A T this time the leading man of Athens was a great statesman and soldier named Themistocles. Some years before when the news had come that Xerxes was collecting an army and intended to invade Greece, the Athenians sent messengers to Delphi to ask the oracle what they should do. Delphi was upon the side of Mount Parnassus, and there stood a temple of Apollo. It was built over the cleft in the rock which, you remember, Deucalion found long ago as he and Pyrrha were coming down the mountain after the flood.
In the inner chamber of the temple just over the cleft, was a three-legged stool called a tripod. When a person wished to consult the oracle the priestess, who was called the Pythia, took her seat on the tripod. In a few minutes her eyes would close and she would begin to talk. The words which she spoke were noted, and the Greeks believed that they were really the words of the god Apollo.
The Pythia on the Tripod
Her answer to the messengers from Athens was:
"When everything else in the land of Cecrops shall be taken Jupiter grants to Minerva that the wooden wall alone shall remain undestroyed, and it shall defend you and your children. Stand not to await the attack of horses and foot from Asia, but retire. You shall live to fight another day. And thou, O divine Salamis, shalt destroy the children of women!"
What do you think this strange answer meant? The Athenians were greatly puzzled by it.
Themistocles said that the "wooden wall" meant ships of war, and that the gods would save the people if they would leave their city and trust to their fleet when the enemy approached. He advised the Athenians to build more ships of war. The people at last came to believe him. Rich Athenians gave him money, and the people voted that the silver which was dug every year from the silver mines owned by the city should be used to pay for building ships of war. And thus by the time Xerxes began his march Athens had a fleet of two hundred ships of war. These vessels were gigantic rowboats, each having as many as a hundred and fifty oars. Each had also a mast with a single big sail, which was hoisted to help the rowers.
The capture of Thermopylae had given the Persians an open road to Athens, and so the women and children of the city and the men who were too old to fight had been sent away in merchant ships to places of safety. A few men stayed in Athens and defended the citadel, as you learned in the last chapter. The rest went out in the war ships with Themistocles to fight behind the "wooden wall."

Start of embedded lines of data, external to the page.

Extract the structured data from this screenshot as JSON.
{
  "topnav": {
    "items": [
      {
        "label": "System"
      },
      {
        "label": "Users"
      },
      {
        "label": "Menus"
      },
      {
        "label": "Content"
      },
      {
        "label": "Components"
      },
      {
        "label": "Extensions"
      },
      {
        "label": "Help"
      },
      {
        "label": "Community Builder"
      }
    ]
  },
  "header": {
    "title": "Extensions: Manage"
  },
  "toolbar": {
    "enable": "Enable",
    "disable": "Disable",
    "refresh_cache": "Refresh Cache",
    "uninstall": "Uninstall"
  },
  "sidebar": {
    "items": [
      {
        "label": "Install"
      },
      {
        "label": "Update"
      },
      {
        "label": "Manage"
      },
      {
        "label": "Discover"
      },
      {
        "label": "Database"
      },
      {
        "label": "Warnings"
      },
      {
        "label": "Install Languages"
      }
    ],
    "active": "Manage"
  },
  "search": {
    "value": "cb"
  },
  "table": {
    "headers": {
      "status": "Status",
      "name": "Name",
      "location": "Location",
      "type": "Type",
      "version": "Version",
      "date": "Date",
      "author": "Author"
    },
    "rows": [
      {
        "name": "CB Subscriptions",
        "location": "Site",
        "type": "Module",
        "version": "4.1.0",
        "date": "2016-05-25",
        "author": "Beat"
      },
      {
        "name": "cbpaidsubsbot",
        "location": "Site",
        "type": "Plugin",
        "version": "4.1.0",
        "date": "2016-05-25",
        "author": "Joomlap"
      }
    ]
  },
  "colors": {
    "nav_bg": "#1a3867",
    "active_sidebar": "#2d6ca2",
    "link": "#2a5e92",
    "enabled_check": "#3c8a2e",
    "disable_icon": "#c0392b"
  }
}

T HEMISTOCLES and the commanders of the fleets of the other Greek states took their vessels into the narrow strait of Salamis, which lay between the island of Salamis and the shore of Attica. Here the Persians followed them.
Themistocles now wished the Greeks to give battle to the Persians, but the Spartan commander and the other Greek leaders were unwilling to risk a battle in the narrow strait. They proposed to retreat. Themistocles was determined, however, that a battle should be fought in the strait; so he sent word secretly to Xerxes that the Greek ships were going to try to get away and advised him to head them off. Xerxes was delighted to get this message, and during the night he sent a part of his fleet up the shore of Attica to the other end of the strait, so as to hem the Greek fleet in between two lines of Persian ships. Next morning the Greek leaders all saw that there was nothing to do but fight, and at once their ships were drawn up in line of battle.
Xerxes' throne had been placed on a high cliff on the shore of Attica, so that he might look down upon the battle. When the sun rose he took his seat upon the throne. He was clothed in his royal robes and surrounded by the princes of his court. Below him were a thousand Persian war vessels, while close to the shore of the island lay three hundred and seventy-eight Greek vessels. It seemed an easy victory for the Persians. The Greeks rowed forward from the shore of Salamis, shouting the cry, "We fight for all." The Persians replied with their war cry, and the battle began. For a time the Persians had the advantage. But their ships were in the way of one another; those in the front could not go back, those in the rear could not come forward. The confusion became terrible. Ship after ship of the Persians sank, some of them rammed by the Greeks, others run down by their own allies. In all two hundred Persian vessels were destroyed and a great number captured, while the Greeks lost only forty.
Xerxes Watching the Battle of Salamis
When Xerxes saw his thousand vessels sunk or captured or rowing away in flight, he determined to go back to Persia.
He at once returned to northern Greece, where he left 300,000 men in command of his brother-in-law, Mardonius. With the rest of his army he marched on to the Hellespont.
Here he found that storms had destroyed his bridges, so that what was left of his army was carried across to the shore of Asia Minor in ships.
E VERYBODY in Greece now admitted that Themistocles had been right in his explanation of the oracle that the "wooden wall" would save the people. And "Salamis," as the oracle had said, "destroyed the sons of women"; but they were chiefly the sons of Persian, not Grecian women.
The Victors of Salamis
The battle of Salamis brought fresh glory to Themistocles. After some years, however, he became unpopular and was banished from Athens. He stayed at Argos. Then the Spartans, who were his enemies, accused him of treason against Greece. Fearing that he could not get a fair trial at Athens he fled to Persia.
The Persian king gave him three cities to support him, and
in one of these he lived until his death in